◆ Instructions for the task ◆
Leave out pictures; repeat exactly the lines from the "Give me the" line through the last of the data below.

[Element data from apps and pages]
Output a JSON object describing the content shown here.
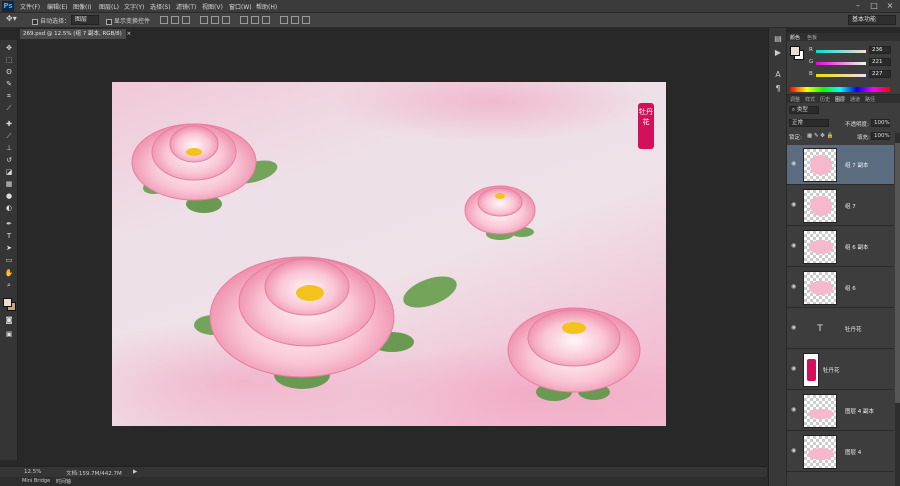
{
  "app": {
    "logo": "Ps",
    "menu": [
      "文件(F)",
      "编辑(E)",
      "图像(I)",
      "图层(L)",
      "文字(Y)",
      "选择(S)",
      "滤镜(T)",
      "视图(V)",
      "窗口(W)",
      "帮助(H)"
    ],
    "window_controls": [
      "–",
      "□",
      "×"
    ]
  },
  "options": {
    "auto_select_label": "自动选择：",
    "auto_select_value": "图层",
    "show_transform_label": "显示变换控件",
    "workspace": "基本功能"
  },
  "document": {
    "tab_title": "269.psd @ 12.5% (组 7 副本, RGB/8)",
    "tab_close": "×",
    "seal_text": "牡丹花"
  },
  "status": {
    "zoom": "12.5%",
    "doc_info": "文档:159.7M/442.7M",
    "arrow": "▶"
  },
  "bottom_tabs": [
    "Mini Bridge",
    "时间轴"
  ],
  "color_panel": {
    "tabs": [
      "颜色",
      "色板"
    ],
    "colors": {
      "foreground": "#ecddd3",
      "background": "#ffffff"
    },
    "channels": [
      {
        "label": "R",
        "value": "236"
      },
      {
        "label": "G",
        "value": "221"
      },
      {
        "label": "B",
        "value": "227"
      }
    ]
  },
  "layers_panel": {
    "tabs": [
      "调整",
      "样式",
      "历史",
      "图层",
      "通道",
      "路径"
    ],
    "filter_kind": "类型",
    "blend_mode": "正常",
    "opacity_label": "不透明度:",
    "opacity_value": "100%",
    "lock_label": "锁定:",
    "fill_label": "填充:",
    "fill_value": "100%",
    "layers": [
      {
        "name": "组 7 副本",
        "kind": "group",
        "selected": true
      },
      {
        "name": "组 7",
        "kind": "group",
        "selected": false
      },
      {
        "name": "组 6 副本",
        "kind": "group",
        "selected": false
      },
      {
        "name": "组 6",
        "kind": "group",
        "selected": false
      },
      {
        "name": "牡丹花",
        "kind": "text",
        "selected": false
      },
      {
        "name": "牡丹花",
        "kind": "shape",
        "selected": false
      },
      {
        "name": "图层 4 副本",
        "kind": "pixel",
        "selected": false
      },
      {
        "name": "图层 4",
        "kind": "pixel",
        "selected": false
      }
    ]
  },
  "icons": {
    "tools": [
      "move-icon",
      "marquee-icon",
      "lasso-icon",
      "quick-select-icon",
      "crop-icon",
      "eyedropper-icon",
      "healing-icon",
      "brush-icon",
      "stamp-icon",
      "history-brush-icon",
      "eraser-icon",
      "gradient-icon",
      "blur-icon",
      "dodge-icon",
      "pen-icon",
      "type-icon",
      "path-select-icon",
      "shape-icon",
      "hand-icon",
      "zoom-icon"
    ]
  }
}
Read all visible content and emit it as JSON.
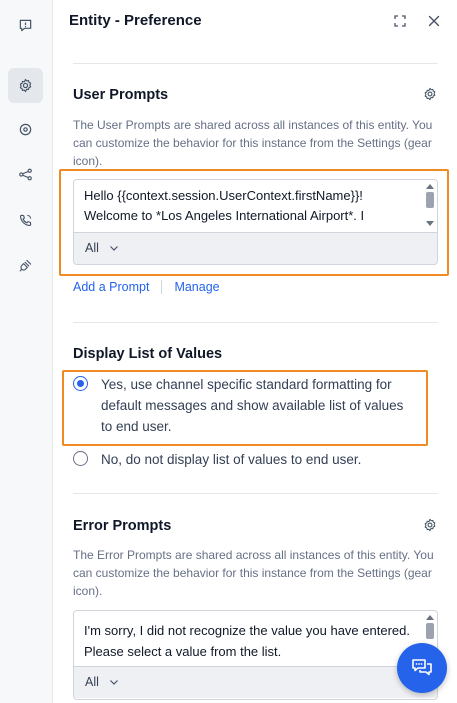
{
  "left_rail": {
    "items": [
      {
        "icon": "comment-alert-icon",
        "active": false
      },
      {
        "icon": "gear-icon",
        "active": true
      },
      {
        "icon": "target-icon",
        "active": false
      },
      {
        "icon": "share-nodes-icon",
        "active": false
      },
      {
        "icon": "phone-icon",
        "active": false
      },
      {
        "icon": "plug-icon",
        "active": false
      }
    ]
  },
  "header": {
    "title": "Entity - Preference",
    "expand_icon": "expand-icon",
    "close_icon": "close-icon"
  },
  "user_prompts": {
    "title": "User Prompts",
    "description": "The User Prompts are shared across all instances of this entity. You can customize the behavior for this instance from the Settings (gear icon).",
    "text_line1": "Hello {{context.session.UserContext.firstName}}!",
    "text_line2": "Welcome to *Los Angeles International Airport*. I",
    "channel": "All",
    "add_prompt_link": "Add a Prompt",
    "manage_link": "Manage"
  },
  "display_list": {
    "title": "Display List of Values",
    "option_yes": "Yes, use channel specific standard formatting for default messages and show available list of values to end user.",
    "option_no": "No, do not display list of values to end user.",
    "selected": "yes"
  },
  "error_prompts": {
    "title": "Error Prompts",
    "description": "The Error Prompts are shared across all instances of this entity. You can customize the behavior for this instance from the Settings (gear icon).",
    "text": "I'm sorry, I did not recognize the value you have entered. Please select a value from the list.",
    "channel": "All"
  },
  "colors": {
    "accent": "#2563eb",
    "highlight": "#f08a24",
    "rail_bg": "#f7f8fa"
  },
  "chat_fab_icon": "chat-bubbles-icon"
}
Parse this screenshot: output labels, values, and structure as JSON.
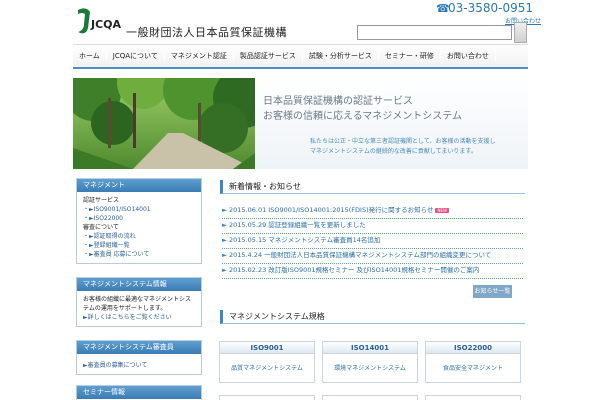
{
  "header": {
    "site_title": "一般財団法人日本品質保証機構",
    "phone": "03-3580-0951",
    "contact_link": "お問い合わせ",
    "logo_text": "JCQA",
    "search": {
      "value": "",
      "placeholder": ""
    }
  },
  "nav": {
    "items": [
      "ホーム",
      "JCQAについて",
      "マネジメント認証",
      "製品認証サービス",
      "試験・分析サービス",
      "セミナー・研修",
      "お問い合わせ"
    ]
  },
  "hero": {
    "heading_line1": "日本品質保証機構の認証サービス",
    "heading_line2": "お客様の信頼に応えるマネジメントシステム",
    "body_line1": "私たちは公正・中立な第三者認証機関として、お客様の活動を支援し",
    "body_line2": "マネジメントシステムの継続的な改善に貢献してまいります。"
  },
  "sidebar": {
    "boxes": [
      {
        "title": "マネジメント",
        "lines": [
          "認証サービス",
          "・►ISO9001/ISO14001",
          "・►ISO22000",
          "審査について",
          "・►認証取得の流れ",
          "・►登録組織一覧",
          "・►審査員 応募について"
        ]
      },
      {
        "title": "マネジメントシステム情報",
        "text": "お客様の組織に最適なマネジメントシステムの運用をサポートします。",
        "link": "►詳しくはこちらをご覧ください"
      },
      {
        "title": "マネジメントシステム審査員",
        "link": "►審査員の募集について"
      },
      {
        "title": "セミナー情報"
      }
    ]
  },
  "news": {
    "title": "新着情報・お知らせ",
    "items": [
      {
        "text": "2015.06.01 ISO9001/ISO14001:2015(FDIS)発行に関するお知らせ",
        "new": true
      },
      {
        "text": "2015.05.29 認証登録組織一覧を更新しました",
        "new": false
      },
      {
        "text": "2015.05.15 マネジメントシステム審査員14名追加",
        "new": false
      },
      {
        "text": "2015.4.24 一般財団法人日本品質保証機構マネジメントシステム部門の組織変更について",
        "new": false
      },
      {
        "text": "2015.02.23 改訂版ISO9001規格セミナー 及びISO14001規格セミナー開催のご案内",
        "new": false
      }
    ],
    "new_badge": "NEW",
    "more_button": "お知らせ一覧"
  },
  "standards": {
    "title": "マネジメントシステム規格",
    "cards": [
      {
        "name": "ISO9001",
        "link": "品質マネジメントシステム"
      },
      {
        "name": "ISO14001",
        "link": "環境マネジメントシステム"
      },
      {
        "name": "ISO22000",
        "link": "食品安全マネジメント"
      }
    ]
  },
  "colors": {
    "accent": "#3a89c2",
    "link": "#2a6ea8",
    "badge": "#e9508a"
  }
}
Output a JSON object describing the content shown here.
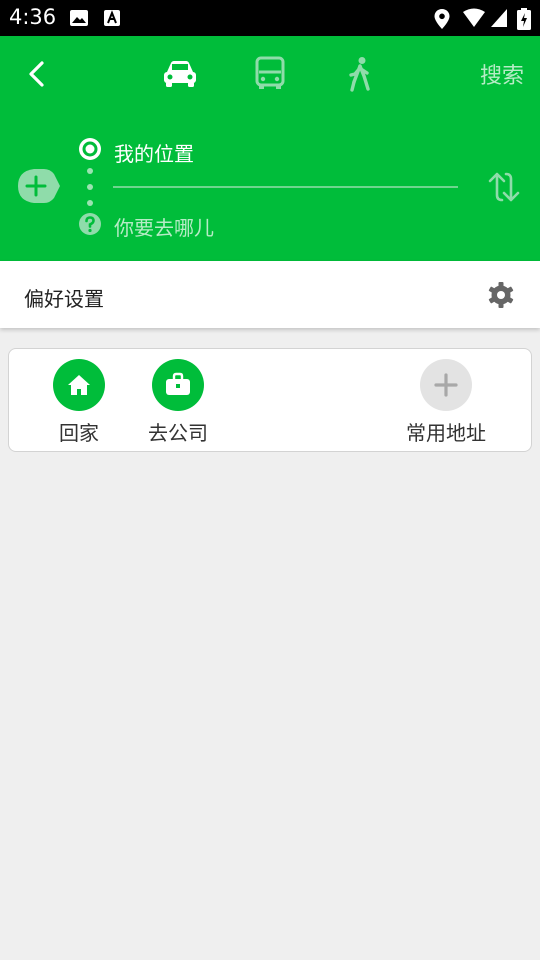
{
  "status_bar": {
    "time": "4:36",
    "icons": [
      "image-icon",
      "text-icon",
      "location-pin-icon",
      "wifi-icon",
      "signal-icon",
      "battery-icon"
    ]
  },
  "header": {
    "search_label": "搜索",
    "modes": [
      "car-icon",
      "bus-icon",
      "walk-icon"
    ],
    "origin": "我的位置",
    "destination_placeholder": "你要去哪儿"
  },
  "preferences": {
    "label": "偏好设置"
  },
  "shortcuts": [
    {
      "label": "回家",
      "icon": "home-icon"
    },
    {
      "label": "去公司",
      "icon": "briefcase-icon"
    },
    {
      "label": "常用地址",
      "icon": "plus-icon"
    }
  ],
  "colors": {
    "brand_green": "#00bd3a",
    "muted_text": "#b6ecc6",
    "background": "#efefef"
  }
}
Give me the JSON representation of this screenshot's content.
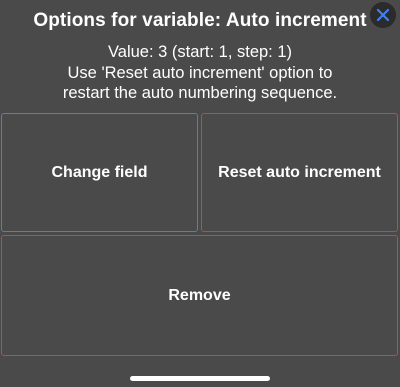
{
  "dialog": {
    "title": "Options for variable: Auto increment",
    "info_lines": [
      "Value: 3 (start: 1, step: 1)",
      "Use 'Reset auto increment' option to",
      "restart the auto numbering sequence."
    ],
    "close_icon": "close-icon"
  },
  "buttons": {
    "change_field": "Change field",
    "reset_auto_increment": "Reset auto increment",
    "remove": "Remove"
  },
  "colors": {
    "background": "#4a4a4a",
    "close_accent": "#3b82f6",
    "change_border": "#5d7bb5",
    "destructive_border": "#b05050"
  }
}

◆ Exercise solution ◆
Give me the JSON representation of this screenshot's content.
{
  "dialog": {
    "title": "Options for variable: Auto increment",
    "info_lines": [
      "Value: 3 (start: 1, step: 1)",
      "Use 'Reset auto increment' option to",
      "restart the auto numbering sequence."
    ],
    "close_icon": "close-icon"
  },
  "buttons": {
    "change_field": "Change field",
    "reset_auto_increment": "Reset auto increment",
    "remove": "Remove"
  },
  "colors": {
    "background": "#4a4a4a",
    "close_accent": "#3b82f6",
    "change_border": "#5d7bb5",
    "destructive_border": "#b05050"
  }
}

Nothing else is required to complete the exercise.